Rose O’Neal Greenhow served the Confederate State of America as a spy during the Civil War. She lived her life as a member of Washington DC’s elite, hosting parties and maintaining contacts with political and military leaders in the 1850s. When the Civil War began, she quickly used her influence and knowledge to help inform the Confederacy of Union movements towards Manassas in July of 1861. Her name made its way to Union government leaders and she was arrested later that summer. Even under house arrest, she was able to pass information. Early in 1862, she was sent to Old Capitol Prison for confinement. Here, her daughter “Little Rose” was able to remain with her, and she continued to pass information.
In May 1862, she was traveled to Richmond, Virginia, and was treated as a heroine. She traveled abroad as a Confederate Diplomat and wrote a memoir called “My Imprisonment and the First Year of Abolition Rule at Washington.” This work also served as a piece of propaganda in an effort to sway England towards the side of the Confederacy. While in Europe, she was received by both Napoleon III and Queen Victoria. In 1864, Greenhow returned to America and traveled aboard blockade runners. When her ship ran aground, she tried to escape to avoid capture, but she drowned with $2000 in gold sovereigns weighing her skirts down.

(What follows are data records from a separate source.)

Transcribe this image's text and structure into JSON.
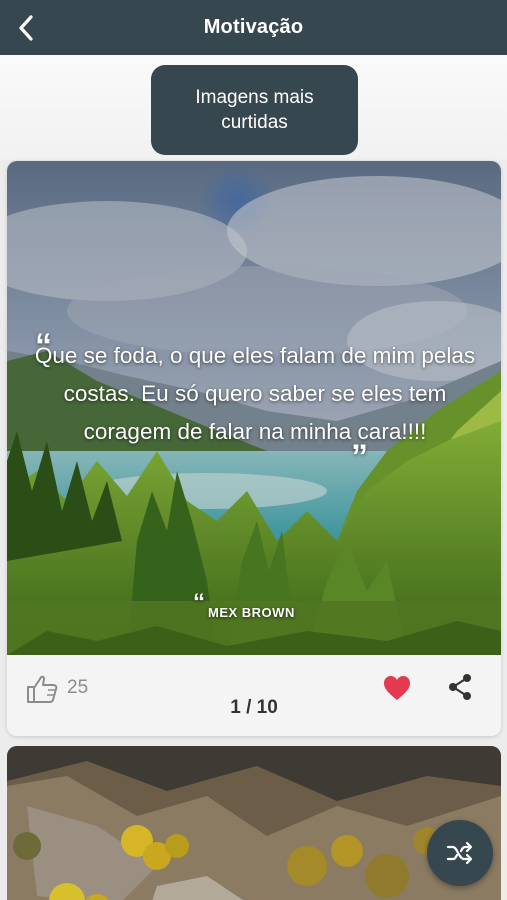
{
  "navbar": {
    "title": "Motivação",
    "back_icon": "chevron-left-icon"
  },
  "top_button": {
    "label": "Imagens mais curtidas"
  },
  "card": {
    "quote": "Que se foda, o que eles falam de mim pelas costas. Eu só quero saber se eles tem coragem de falar na minha cara!!!!",
    "author": "MEX BROWN",
    "likes": "25",
    "page_indicator": "1 / 10",
    "like_icon": "thumbs-up-icon",
    "favorite_icon": "heart-icon",
    "share_icon": "share-icon"
  },
  "fab": {
    "icon": "shuffle-icon"
  },
  "colors": {
    "primary": "#37474f",
    "favorite": "#e53950",
    "background": "#ececec"
  }
}
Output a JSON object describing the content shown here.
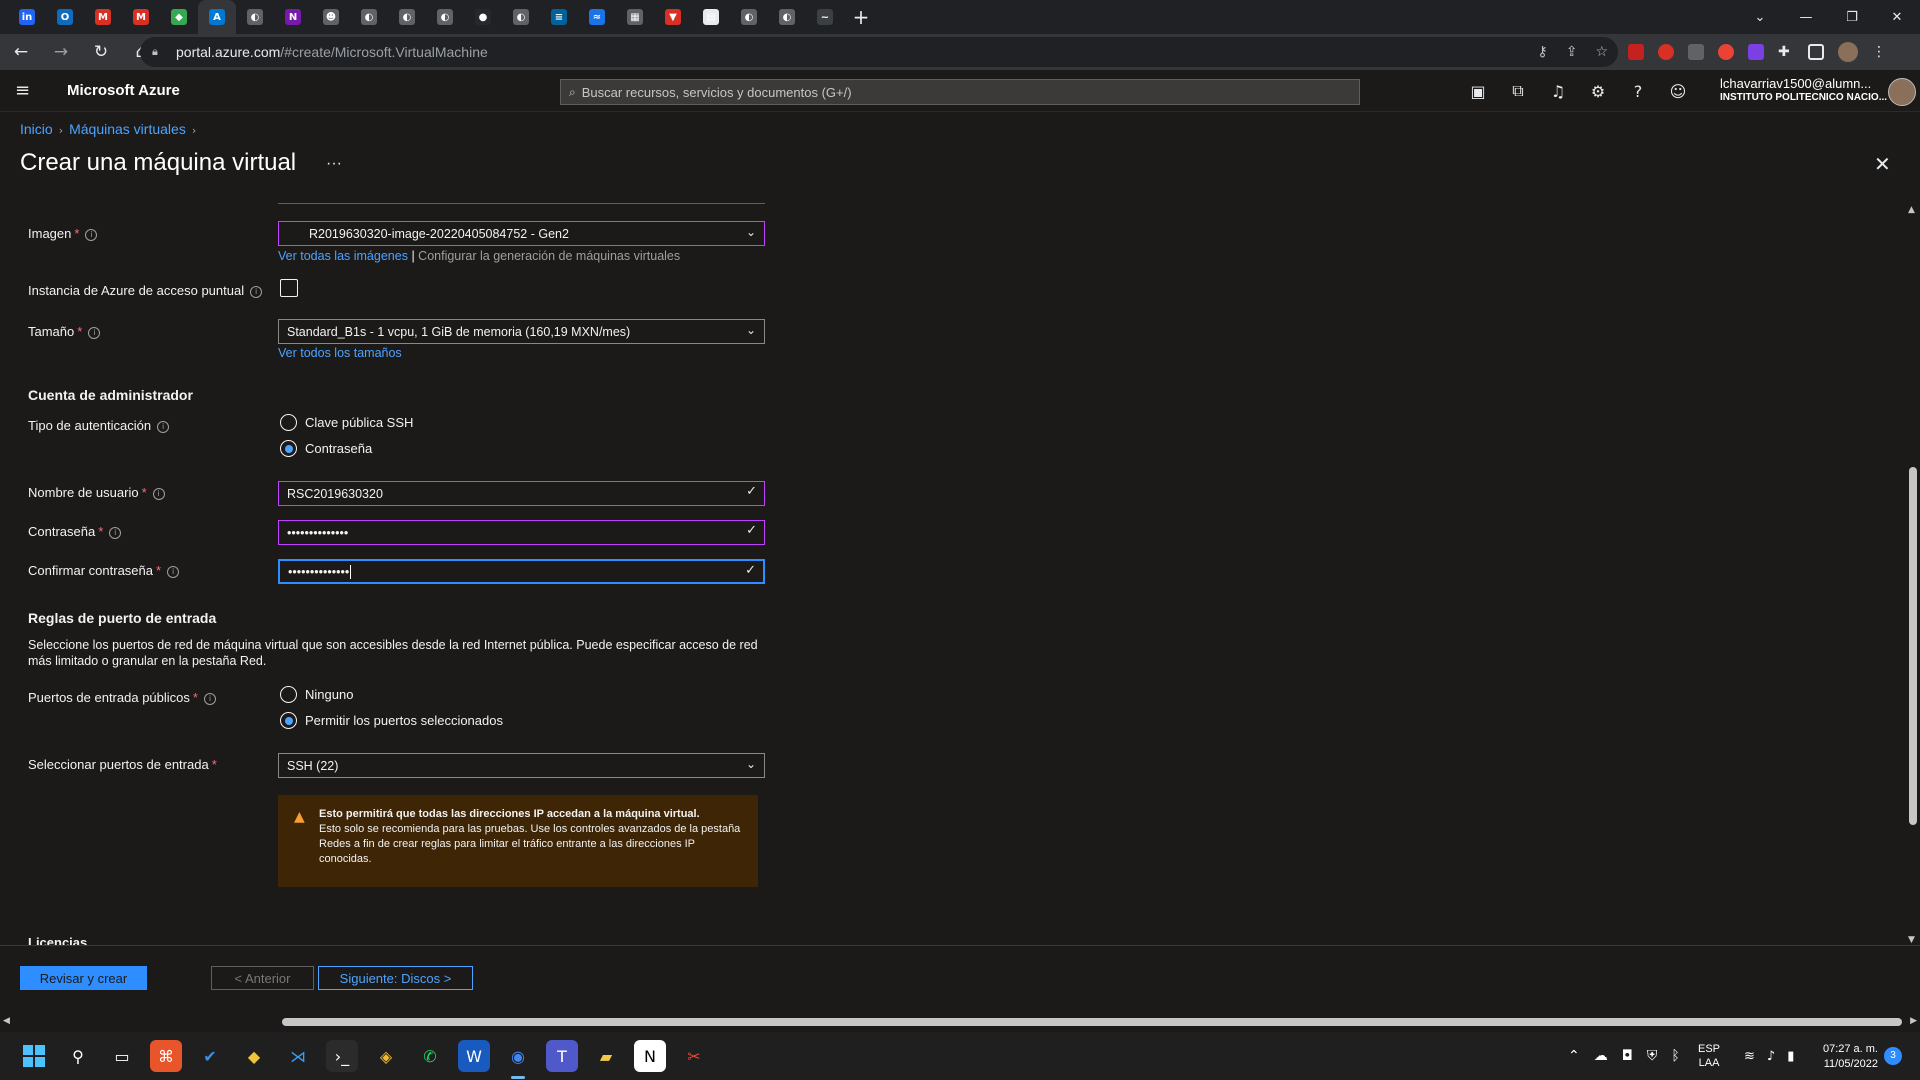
{
  "browser": {
    "tabs": [
      {
        "icon": "indeed-icon",
        "glyph": "in",
        "color": "#2164f3",
        "active": false
      },
      {
        "icon": "outlook-icon",
        "glyph": "O",
        "color": "#0f6cbd",
        "active": false
      },
      {
        "icon": "gmail-icon",
        "glyph": "M",
        "color": "#d93025",
        "active": false
      },
      {
        "icon": "gmail-icon",
        "glyph": "M",
        "color": "#d93025",
        "active": false
      },
      {
        "icon": "app-green-icon",
        "glyph": "◆",
        "color": "#34a853",
        "active": false
      },
      {
        "icon": "azure-icon",
        "glyph": "A",
        "color": "#0078d4",
        "active": true
      },
      {
        "icon": "globe-icon",
        "glyph": "◐",
        "color": "#5f6368",
        "active": false
      },
      {
        "icon": "onenote-icon",
        "glyph": "N",
        "color": "#7719aa",
        "active": false
      },
      {
        "icon": "user-icon",
        "glyph": "☻",
        "color": "#5f6368",
        "active": false
      },
      {
        "icon": "globe-icon",
        "glyph": "◐",
        "color": "#5f6368",
        "active": false
      },
      {
        "icon": "globe-icon",
        "glyph": "◐",
        "color": "#5f6368",
        "active": false
      },
      {
        "icon": "globe-icon",
        "glyph": "◐",
        "color": "#5f6368",
        "active": false
      },
      {
        "icon": "github-icon",
        "glyph": "●",
        "color": "#24292f",
        "active": false
      },
      {
        "icon": "globe-icon",
        "glyph": "◐",
        "color": "#5f6368",
        "active": false
      },
      {
        "icon": "ieee-icon",
        "glyph": "≡",
        "color": "#00629b",
        "active": false
      },
      {
        "icon": "app-blue-icon",
        "glyph": "≈",
        "color": "#1a73e8",
        "active": false
      },
      {
        "icon": "image-icon",
        "glyph": "▦",
        "color": "#5f6368",
        "active": false
      },
      {
        "icon": "shield-icon",
        "glyph": "▼",
        "color": "#d93025",
        "active": false
      },
      {
        "icon": "doc-icon",
        "glyph": "▤",
        "color": "#e8eaed",
        "active": false
      },
      {
        "icon": "globe-icon",
        "glyph": "◐",
        "color": "#5f6368",
        "active": false
      },
      {
        "icon": "globe-icon",
        "glyph": "◐",
        "color": "#5f6368",
        "active": false
      },
      {
        "icon": "wave-icon",
        "glyph": "~",
        "color": "#3c4043",
        "active": false
      }
    ],
    "url_host": "portal.azure.com",
    "url_path": "/#create/Microsoft.VirtualMachine"
  },
  "azure": {
    "brand": "Microsoft Azure",
    "search_placeholder": "Buscar recursos, servicios y documentos (G+/)",
    "account_user": "lchavarriav1500@alumn...",
    "account_org": "INSTITUTO POLITECNICO NACIO..."
  },
  "breadcrumb": {
    "home": "Inicio",
    "vms": "Máquinas virtuales"
  },
  "page": {
    "title": "Crear una máquina virtual",
    "more": "···"
  },
  "form": {
    "image_label": "Imagen",
    "image_value": "R2019630320-image-20220405084752 - Gen2",
    "image_link_all": "Ver todas las imágenes",
    "image_link_sep": "|",
    "image_link_config": "Configurar la generación de máquinas virtuales",
    "spot_label": "Instancia de Azure de acceso puntual",
    "size_label": "Tamaño",
    "size_value": "Standard_B1s - 1 vcpu, 1 GiB de memoria (160,19 MXN/mes)",
    "size_link": "Ver todos los tamaños",
    "admin_section": "Cuenta de administrador",
    "auth_label": "Tipo de autenticación",
    "auth_ssh": "Clave pública SSH",
    "auth_password": "Contraseña",
    "username_label": "Nombre de usuario",
    "username_value": "RSC2019630320",
    "password_label": "Contraseña",
    "password_value": "••••••••••••••",
    "confirm_label": "Confirmar contraseña",
    "confirm_value": "••••••••••••••",
    "inbound_section": "Reglas de puerto de entrada",
    "inbound_desc": "Seleccione los puertos de red de máquina virtual que son accesibles desde la red Internet pública. Puede especificar acceso de red más limitado o granular en la pestaña Red.",
    "public_ports_label": "Puertos de entrada públicos",
    "ports_none": "Ninguno",
    "ports_allow": "Permitir los puertos seleccionados",
    "select_ports_label": "Seleccionar puertos de entrada",
    "select_ports_value": "SSH (22)",
    "warning_bold": "Esto permitirá que todas las direcciones IP accedan a la máquina virtual.",
    "warning_text": "Esto solo se recomienda para las pruebas.  Use los controles avanzados de la pestaña Redes a fin de crear reglas para limitar el tráfico entrante a las direcciones IP conocidas.",
    "licenses_partial": "Licencias"
  },
  "footer": {
    "review": "Revisar y crear",
    "prev": "< Anterior",
    "next": "Siguiente: Discos >"
  },
  "taskbar": {
    "lang_top": "ESP",
    "lang_bottom": "LAA",
    "time": "07:27 a. m.",
    "date": "11/05/2022",
    "notifications": "3"
  }
}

She received a full military funeral before being buried in North Carolina.